Everyone goes through life searching and questioning what really matters to them and what their own true beliefs are, it’s Just the normal progression of life. In Jane Rye, Jane is seen as searching, and questioning her own spiritual beliefs from an early age. Jane struggles to find the right balance between ideas of faith and her own principles. Jane meets Mr.. Brochures at a very young age and leads Jane to question everything about religion; this moment illustrates Mr..
Brochures as an embodiment of harsh evangelical religion that seeks to strip others of their “excessive” pride or of their ability to take pleasure in worldly things which represents how Jane feels toward the subject of organized religion. Cane’s first observations of Mr.. Brochures portray the ideas that organized religion is suffocating. Even by it’s name, Elwood can be pictured as dark and oppressing and the experiences that unfold at the school can only serve to support that picture. There is little food, or enjoyment in the school’s walls, only strict lessons, punishment and emphasis on Bible scripture.
It is cold and dark with low-ceiled gloomy rooms. Jane experiences the dark and narrow aspect of religion while at Elwood, Jane and the other residents are tormented by Brochures who uses religion as a Justification for their cruel conditions. He even goes so far as to reprimand Miss Temple for providing the starving children with an adequate amount of food, Justifying his action tit “a Judicious instructor would take the opportunity of referring to the sufferings of the primitive Christians; to the torments of the martyrs” as a basis for letting the fragile girls go hungry (p. 3). Jane experiences religion being used as a “mask” to assist the harsh beliefs of Brochures to be perceived as godly. Jane then experiences the suffocation of religion In Mr.. Broncobuster’s devoutness as he preaches that one must be homely to be godly as he Insists that the girls’ hair be cut because curls are a sign of vanity (not Just a genetic factor). Yet this does not apply to his own family, as he falls to mention this to his wife and two daughters who walk into the school with their hair done up grandly In curls and beautiful dresses.

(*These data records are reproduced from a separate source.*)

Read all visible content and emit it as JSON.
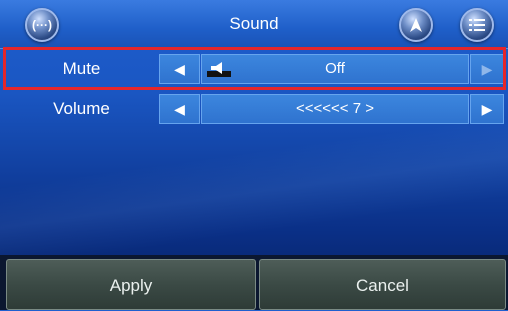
{
  "header": {
    "title": "Sound",
    "left_button_icon": "more-icon",
    "nav_button_icon": "navigation-arrow-icon",
    "menu_button_icon": "list-menu-icon"
  },
  "rows": [
    {
      "label": "Mute",
      "left_arrow": "◀",
      "value": "Off",
      "right_arrow": "▶",
      "value_icon": "speaker-icon"
    },
    {
      "label": "Volume",
      "left_arrow": "◀",
      "value": "<<<<<< 7 >",
      "right_arrow": "▶"
    }
  ],
  "footer": {
    "apply_label": "Apply",
    "cancel_label": "Cancel"
  },
  "colors": {
    "highlight": "#e5262a",
    "background": "#1a56c2"
  }
}
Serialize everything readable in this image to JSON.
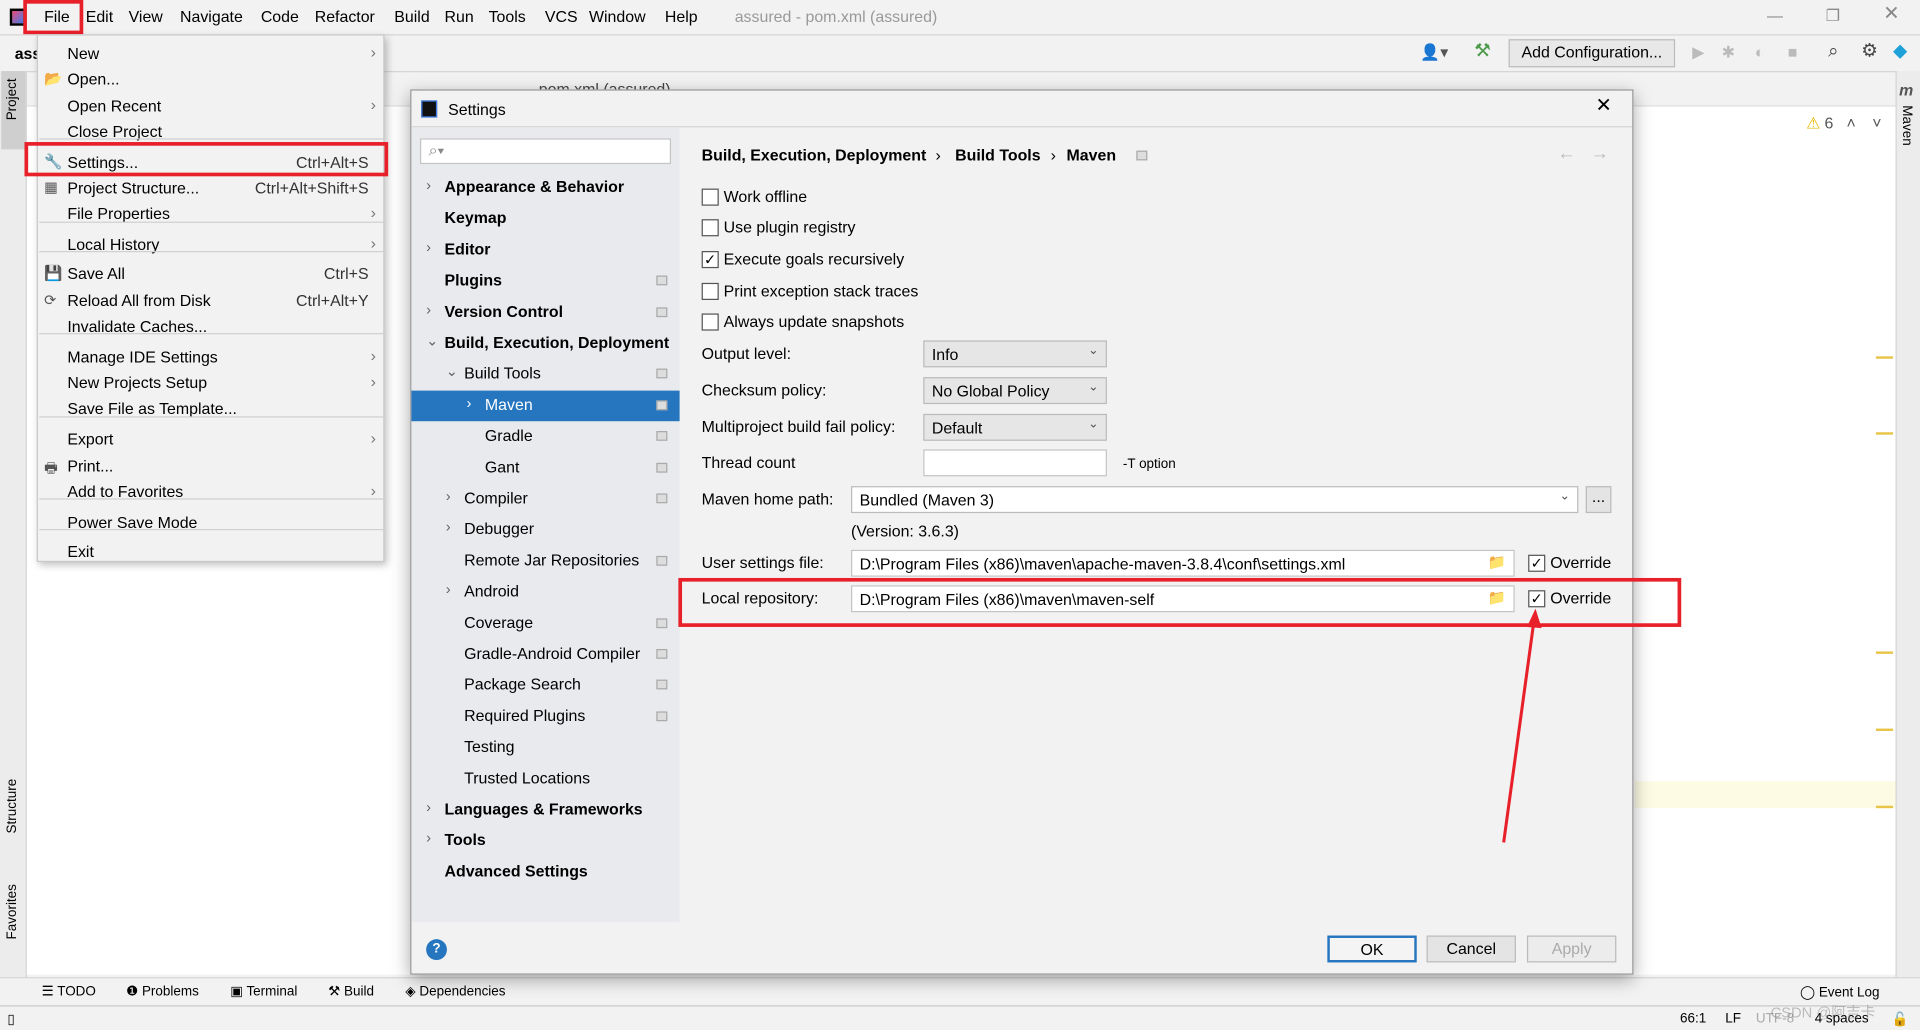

Later in the novel Mr.. Rochester remarks of the bindings of Elwood, “The Elwood constraint still clings to you somewhat; controlling your features, muffling your voice, and restricting your limbs” (pig. 119). Jane In a sense became a caged bird who needed to break free from religion. As Jane experiences love for the first time It comes more evident that Jane views religion as a confining force, as she will not “abandon herself’ for her religion. In refusing to marry Rochester after discovering the truth about his first wife, Jane gives up love for the sake of morality.
When she rejects her cousin SST. John Rivers’ proposal to marry and travel to India with him as a missionary, she relinquishes religion In favor of her own life. Jane believes that neither of these marriages, at least given the context In which they are offered, will allow for her Independence. Jane understands that her position Is Inferior to that of her would-be husband and that, were she to marry him, he would quickly come to feel that he had, In a sense, bought her.
There Is a turning point for Jane In relation to SST John where she must choose to submit to the “will of God” or malting her autonomy. If religion had been Cane’s core, would she have said, “l broke from SST John, ascendancy. ” (p. 358)? Arguably, because she turns away from SST John and towards a relationship where she can be held as an equal and maintain her agency to some agree, this is evidence to support that Jane sees a life as a religious missionaries life as constricting and thus she could not be happy with SST.
John. The depictions of organized religion as suffocating throughout the novel help to emphasize Cane’s growth in her own idea of spirituality and that a strict religion and faith are not the same. Though her devotion is much quieter than that of Mr.. Brochures; Jane, like many of us searches for a virtuous faith that does not consume her individual personality and prevent her happiness.